Segment Start: RECORDS SHOWN
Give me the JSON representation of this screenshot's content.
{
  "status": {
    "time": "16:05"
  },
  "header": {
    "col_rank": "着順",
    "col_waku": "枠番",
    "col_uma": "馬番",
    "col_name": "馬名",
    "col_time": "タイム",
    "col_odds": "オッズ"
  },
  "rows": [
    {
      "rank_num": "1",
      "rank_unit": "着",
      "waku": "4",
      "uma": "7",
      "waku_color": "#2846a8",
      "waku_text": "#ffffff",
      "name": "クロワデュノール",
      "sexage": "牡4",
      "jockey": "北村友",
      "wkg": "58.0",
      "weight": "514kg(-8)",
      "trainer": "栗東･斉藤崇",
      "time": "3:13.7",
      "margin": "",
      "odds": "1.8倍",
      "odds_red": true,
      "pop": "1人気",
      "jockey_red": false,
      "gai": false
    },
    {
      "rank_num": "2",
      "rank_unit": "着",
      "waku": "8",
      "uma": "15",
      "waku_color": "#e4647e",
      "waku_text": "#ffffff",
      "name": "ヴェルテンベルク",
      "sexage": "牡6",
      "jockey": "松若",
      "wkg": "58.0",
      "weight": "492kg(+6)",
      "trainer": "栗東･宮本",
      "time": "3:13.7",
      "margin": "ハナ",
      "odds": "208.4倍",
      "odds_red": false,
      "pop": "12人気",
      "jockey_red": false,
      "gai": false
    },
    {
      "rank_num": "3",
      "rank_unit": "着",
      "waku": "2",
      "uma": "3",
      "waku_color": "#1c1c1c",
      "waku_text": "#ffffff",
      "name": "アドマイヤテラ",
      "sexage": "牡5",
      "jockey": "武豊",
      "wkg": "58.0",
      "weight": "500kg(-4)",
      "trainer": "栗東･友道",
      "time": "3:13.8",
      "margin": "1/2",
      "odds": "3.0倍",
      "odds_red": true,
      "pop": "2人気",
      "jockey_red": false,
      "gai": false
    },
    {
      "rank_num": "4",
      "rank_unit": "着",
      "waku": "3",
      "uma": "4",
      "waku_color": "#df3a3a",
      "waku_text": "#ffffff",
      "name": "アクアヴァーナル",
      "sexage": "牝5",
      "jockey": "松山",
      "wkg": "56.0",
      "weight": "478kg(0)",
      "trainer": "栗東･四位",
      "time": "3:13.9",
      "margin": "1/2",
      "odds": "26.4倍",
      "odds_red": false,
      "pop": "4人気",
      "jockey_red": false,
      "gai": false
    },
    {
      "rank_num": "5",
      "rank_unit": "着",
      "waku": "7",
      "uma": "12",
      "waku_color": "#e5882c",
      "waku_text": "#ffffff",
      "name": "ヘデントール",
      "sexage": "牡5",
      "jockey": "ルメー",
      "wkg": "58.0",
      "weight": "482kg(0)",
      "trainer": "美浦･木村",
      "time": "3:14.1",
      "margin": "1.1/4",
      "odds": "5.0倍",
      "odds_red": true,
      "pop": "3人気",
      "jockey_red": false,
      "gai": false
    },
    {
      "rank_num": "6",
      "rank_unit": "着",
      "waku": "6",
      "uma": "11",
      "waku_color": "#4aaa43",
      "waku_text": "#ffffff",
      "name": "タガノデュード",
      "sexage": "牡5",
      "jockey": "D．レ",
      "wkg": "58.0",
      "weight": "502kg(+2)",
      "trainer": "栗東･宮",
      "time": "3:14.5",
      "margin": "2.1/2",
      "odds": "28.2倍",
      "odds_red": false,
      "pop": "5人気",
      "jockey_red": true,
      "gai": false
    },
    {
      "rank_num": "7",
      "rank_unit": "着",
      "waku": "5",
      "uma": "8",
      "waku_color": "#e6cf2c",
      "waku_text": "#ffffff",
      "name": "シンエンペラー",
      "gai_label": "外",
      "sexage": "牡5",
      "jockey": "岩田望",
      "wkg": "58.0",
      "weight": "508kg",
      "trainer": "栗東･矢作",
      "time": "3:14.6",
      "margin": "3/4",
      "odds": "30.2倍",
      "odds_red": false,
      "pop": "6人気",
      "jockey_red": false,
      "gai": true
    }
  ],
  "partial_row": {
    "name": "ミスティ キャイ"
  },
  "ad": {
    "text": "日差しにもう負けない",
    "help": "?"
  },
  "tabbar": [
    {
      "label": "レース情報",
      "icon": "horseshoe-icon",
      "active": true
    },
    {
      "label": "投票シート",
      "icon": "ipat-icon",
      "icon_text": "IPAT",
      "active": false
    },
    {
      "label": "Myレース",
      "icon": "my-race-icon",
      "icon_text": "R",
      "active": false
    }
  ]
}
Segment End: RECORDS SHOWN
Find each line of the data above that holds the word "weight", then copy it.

◆ SOLUTION TO THE PROBLEM
      "weight": "514kg(-8)",
      "weight": "492kg(+6)",
      "weight": "500kg(-4)",
      "weight": "478kg(0)",
      "weight": "482kg(0)",
      "weight": "502kg(+2)",
      "weight": "508kg",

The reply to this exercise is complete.